Keulen is one of the many people for whom this spectacular display truly does symbolize light and hope. Born with cystic fibrosis (CF), Keulen became critically ill in his early 20s, requiring a double lung transplant to continue to live. He spent 200 days in St. Paul’s before receiving transplant surgery June 18, 2010, acutely aware of how his gift of life meant another person’s ultimate gift in dying.

Seven years later, Keulen serves as a spiritual care practitioner at Providence Health Care and interns in that capacity at the B.C. Children’s Hospital.  Keulen said: “My first love, to be a dairy farmer on the family farm, was not possible because of my compromised immunity. So I turned to my second love, being a pastor.” 

Post-surgery, Keulen enrolled in Regent College and continued at Calvin Theological Seminary, all the while deepening his desire to learn more about providing spiritual care.  Rev. Martin Contant, a retired CRC pastor who now serves Faith Formation Ministries, has walked alongside Keulen. “His posture of self-reflection, experiences, and sensitivities are gifts to George in his desire to be a pastor,” Contant said.

Keulen has served Bridge Community CRC as interim pastor since the summer. The congregation voted this past Sunday to extend a call to him as permanent pastor.

In his inter-faith ministry at Providence Health Care, Keulen appreciates ministering to people of all faith backgrounds or no faith at all, and working alongside practitioners who also have different faith walks and expressions.

“My struggles with CF have given me a deeper level of compassion and patience that I would not have had otherwise and have given me a heart for those who are suffering especially with health difficulties,” Keulen said.

Telling his story in the Lights of Hope campaign this year isn’t the only way Keulen has given back. Each summer he participates in a cycling fundraiser for cystic fibrosis research.

Keulen has a word of encouragement for any young persons who find themselves on the edge of waiting and wondering about their health and future: “Be open. Find a few people to share your burden and ask them to covenant to pray for you.

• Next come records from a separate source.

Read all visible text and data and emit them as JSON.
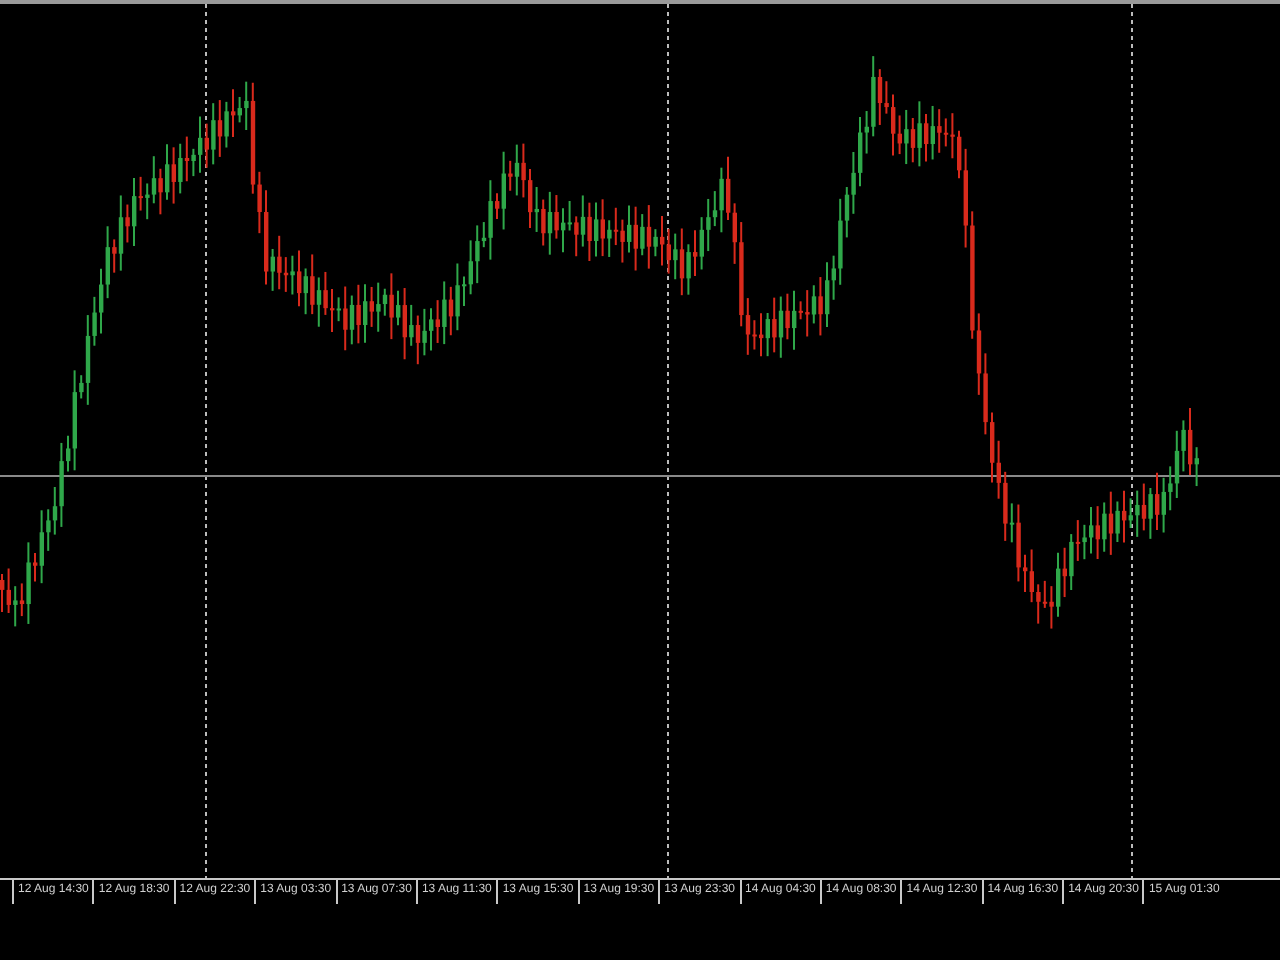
{
  "chart": {
    "kind": "picture",
    "time_axis": [
      "12 Aug 14:30",
      "12 Aug 18:30",
      "12 Aug 22:30",
      "13 Aug 03:30",
      "13 Aug 07:30",
      "13 Aug 11:30",
      "13 Aug 15:30",
      "13 Aug 19:30",
      "13 Aug 23:30",
      "14 Aug 04:30",
      "14 Aug 08:30",
      "14 Aug 12:30",
      "14 Aug 16:30",
      "14 Aug 20:30",
      "15 Aug 01:30"
    ]
  }
}
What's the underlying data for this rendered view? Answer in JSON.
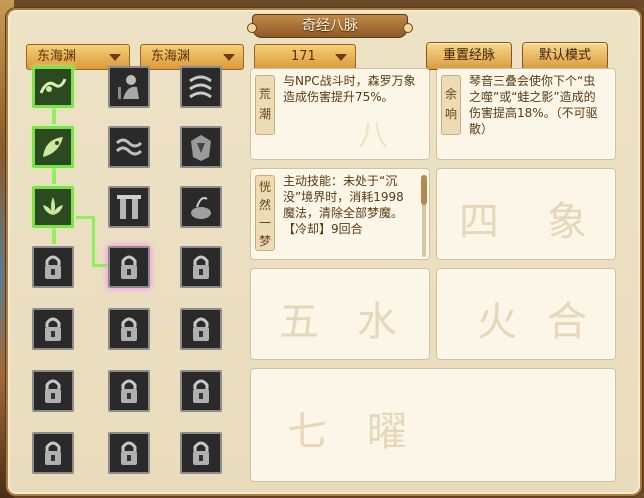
{
  "window": {
    "title": "奇经八脉"
  },
  "filters": {
    "school_1": "东海渊",
    "school_2": "东海渊",
    "level": "171"
  },
  "buttons": {
    "reset": "重置经脉",
    "default_mode": "默认模式"
  },
  "skills": {
    "active_count": 3,
    "locked_icon": "lock-icon",
    "colors": {
      "active_border": "#7ee04c",
      "locked_border": "#8c8c8c"
    }
  },
  "cards": [
    {
      "label": "荒潮",
      "text": "与NPC战斗时，森罗万象造成伤害提升75%。"
    },
    {
      "label": "余响",
      "text": "琴音三叠会使你下个“虫之噬”或“蛙之影”造成的伤害提高18%。（不可驱散）"
    },
    {
      "label": "恍然一梦",
      "text": "主动技能：未处于“沉没”境界时，消耗1998魔法，清除全部梦魔。【冷却】9回合"
    }
  ],
  "background_glyphs": [
    "八",
    "四",
    "象",
    "五",
    "水",
    "火",
    "合",
    "七",
    "曜"
  ]
}
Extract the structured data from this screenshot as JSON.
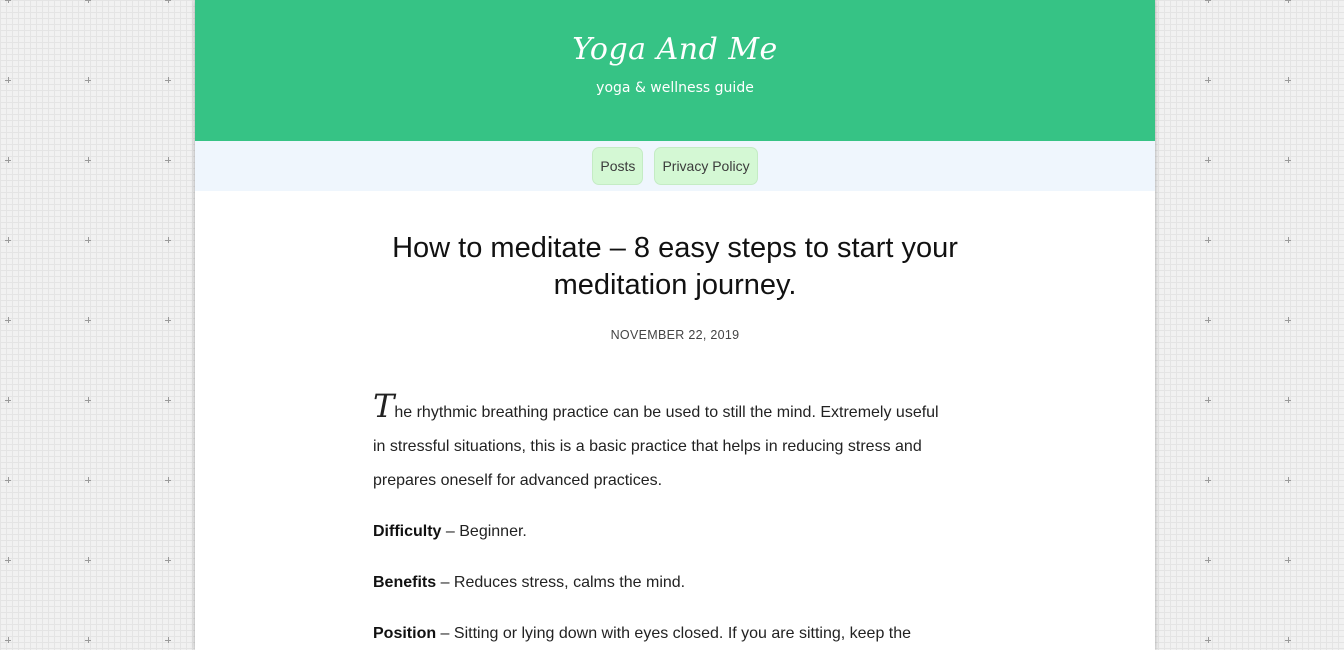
{
  "site": {
    "title": "Yoga And Me",
    "tagline": "yoga & wellness guide"
  },
  "nav": {
    "items": [
      "Posts",
      "Privacy Policy"
    ]
  },
  "post": {
    "title": "How to meditate – 8 easy steps to start your meditation journey.",
    "date": "NOVEMBER 22, 2019",
    "intro_dropcap": "T",
    "intro_rest": "he rhythmic breathing practice can be used to still the mind. Extremely useful in stressful situations, this is a basic practice that helps in reducing stress and prepares oneself for advanced practices.",
    "difficulty_label": "Difficulty",
    "difficulty_text": " – Beginner.",
    "benefits_label": "Benefits",
    "benefits_text": " – Reduces stress, calms the mind.",
    "position_label": "Position",
    "position_text": " – Sitting or lying down with eyes closed. If you are sitting, keep the"
  },
  "colors": {
    "header_bg": "#36c385",
    "nav_bg": "#eff6fd",
    "nav_button_bg": "#d4f8d4",
    "page_bg": "#f1f1f1"
  }
}
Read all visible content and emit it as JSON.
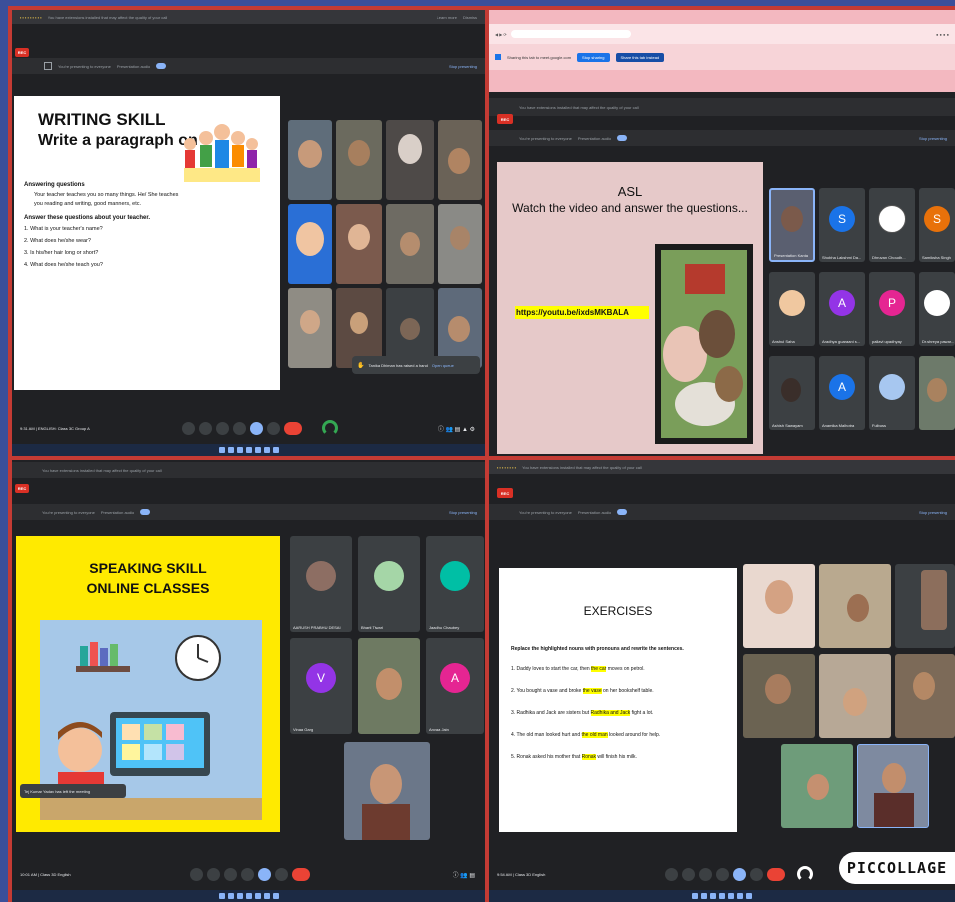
{
  "q1": {
    "meet_top": "You have extensions installed that may affect the quality of your call",
    "presenting": "You're presenting to everyone",
    "presentation_audio": "Presentation audio",
    "stop_presenting": "Stop presenting",
    "learn_more": "Learn more",
    "dismiss": "Dismiss",
    "slide": {
      "title": "WRITING SKILL",
      "subtitle": "Write a paragraph on",
      "section1": "Answering questions",
      "item1": "Your teacher teaches you so many things. He/ She teaches you reading and writing, good manners, etc.",
      "section2": "Answer these questions about your teacher.",
      "questions": [
        "1. What is your teacher's name?",
        "2. What does he/she wear?",
        "3. Is his/her hair long or short?",
        "4. What does he/she teach you?"
      ]
    },
    "tiles": [
      "",
      "",
      "",
      "",
      "",
      "",
      "",
      "",
      "",
      "",
      "",
      ""
    ],
    "toast": "Tanika Dhiman has raised a hand",
    "toast_action": "Open queue",
    "meeting_info": "9:31 AM | ENGLISH: Class 3C Group A"
  },
  "q2": {
    "banner_text": "Sharing this tab to meet.google.com",
    "banner_btn1": "Stop sharing",
    "banner_btn2": "Share this tab instead",
    "meet_top": "You have extensions installed that may affect the quality of your call",
    "presenting": "You're presenting to everyone",
    "presentation_audio": "Presentation audio",
    "stop_presenting": "Stop presenting",
    "slide": {
      "title": "ASL",
      "subtitle": "Watch the video and answer the questions...",
      "link": "https://youtu.be/ixdsMKBALA"
    },
    "tiles": [
      {
        "name": "Presentation Kanta",
        "initial": "",
        "color": "#3c4043"
      },
      {
        "name": "Shobha Lakshmi Da...",
        "initial": "S",
        "color": "#1a73e8"
      },
      {
        "name": "Dhruvan Choudh...",
        "initial": "",
        "color": "#3c4043"
      },
      {
        "name": "Samiksha Singh",
        "initial": "S",
        "color": "#e8710a"
      },
      {
        "name": "Anshul Saha",
        "initial": "",
        "color": "#3c4043"
      },
      {
        "name": "Aradhya guaraani s...",
        "initial": "A",
        "color": "#9334e6"
      },
      {
        "name": "pallavi upadhyay",
        "initial": "P",
        "color": "#e52592"
      },
      {
        "name": "Dr.shreya pawar...",
        "initial": "",
        "color": "#3c4043"
      },
      {
        "name": "Ashish Sawayam",
        "initial": "",
        "color": "#3c4043"
      },
      {
        "name": "Anamika Malhotra",
        "initial": "A",
        "color": "#1a73e8"
      },
      {
        "name": "Fulbuss",
        "initial": "",
        "color": "#3c4043"
      },
      {
        "name": "",
        "initial": "",
        "color": "#3c4043"
      }
    ]
  },
  "q3": {
    "meet_top": "You have extensions installed that may affect the quality of your call",
    "presenting": "You're presenting to everyone",
    "presentation_audio": "Presentation audio",
    "stop_presenting": "Stop presenting",
    "slide": {
      "title1": "SPEAKING SKILL",
      "title2": "ONLINE CLASSES"
    },
    "tiles": [
      {
        "name": "AARUSH PRABHU DESAI",
        "initial": "",
        "color": "#3c4043"
      },
      {
        "name": "Bharti Tiwari",
        "initial": "",
        "color": "#3c4043"
      },
      {
        "name": "Jaadhu Chaubey",
        "initial": "",
        "color": "#3c4043"
      },
      {
        "name": "Vinaa Garg",
        "initial": "V",
        "color": "#9334e6"
      },
      {
        "name": "",
        "initial": "",
        "color": "#3c4043"
      },
      {
        "name": "Anvaa Jain",
        "initial": "A",
        "color": "#e52592"
      }
    ],
    "toast": "Tej Kumar Yadav has left the meeting",
    "meeting_info": "10:01 AM | Class 3D English"
  },
  "q4": {
    "meet_top": "You have extensions installed that may affect the quality of your call",
    "presenting": "You're presenting to everyone",
    "presentation_audio": "Presentation audio",
    "stop_presenting": "Stop presenting",
    "slide": {
      "title": "EXERCISES",
      "instruction": "Replace the highlighted nouns with pronouns and rewrite the sentences.",
      "sentences": [
        {
          "pre": "1. Daddy loves to start the car, then ",
          "hl": "the car",
          "post": " moves on petrol."
        },
        {
          "pre": "2. You bought a vase and broke ",
          "hl": "the vase",
          "post": " on her bookshelf table."
        },
        {
          "pre": "3. Radhika and Jack are sisters but ",
          "hl": "Radhika and Jack",
          "post": " fight a lot."
        },
        {
          "pre": "4. The old man looked hurt and ",
          "hl": "the old man",
          "post": " looked around for help."
        },
        {
          "pre": "5. Ronak asked his mother that ",
          "hl": "Ronak",
          "post": " will finish his milk."
        }
      ]
    },
    "tiles": [
      "",
      "",
      "",
      "",
      "",
      "",
      "",
      ""
    ],
    "meeting_info": "9:54 AM | Class 3D English",
    "brand": "PICCOLLAGE"
  }
}
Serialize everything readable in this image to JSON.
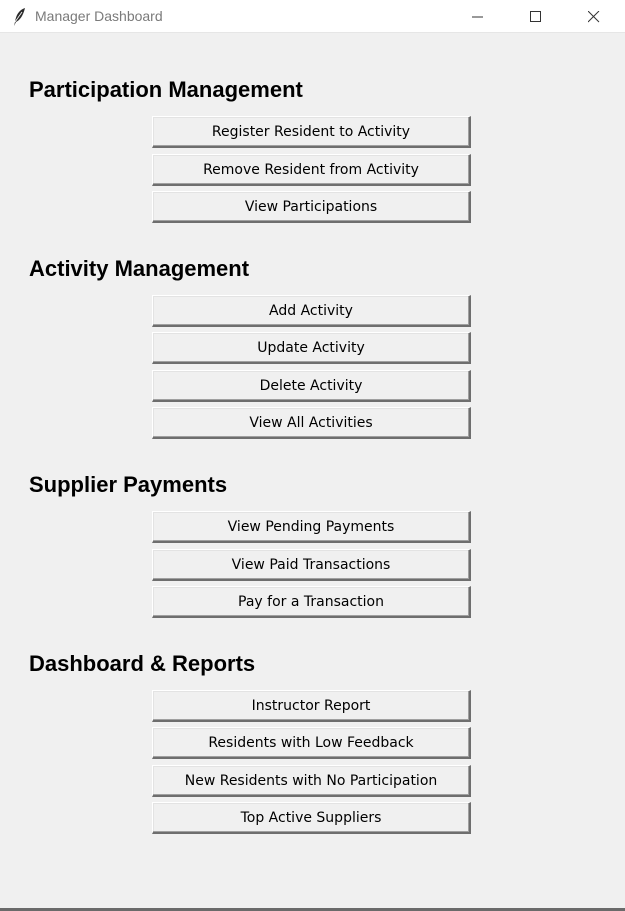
{
  "window": {
    "title": "Manager Dashboard",
    "icon": "feather-icon",
    "controls": [
      "minimize-icon",
      "maximize-icon",
      "close-icon"
    ]
  },
  "sections": [
    {
      "title": "Participation Management",
      "buttons": [
        "Register Resident to Activity",
        "Remove Resident from Activity",
        "View Participations"
      ]
    },
    {
      "title": "Activity Management",
      "buttons": [
        "Add Activity",
        "Update Activity",
        "Delete Activity",
        "View All Activities"
      ]
    },
    {
      "title": "Supplier Payments",
      "buttons": [
        "View Pending Payments",
        "View Paid Transactions",
        "Pay for a Transaction"
      ]
    },
    {
      "title": "Dashboard & Reports",
      "buttons": [
        "Instructor Report",
        "Residents with Low Feedback",
        "New Residents with No Participation",
        "Top Active Suppliers"
      ]
    }
  ]
}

It is amazing how the Spirit works to lift your soul when others are walking with you, sharing your burden.”

About the Author

Jenny de Groot is a teacher/librarian in Langley, British Columbia.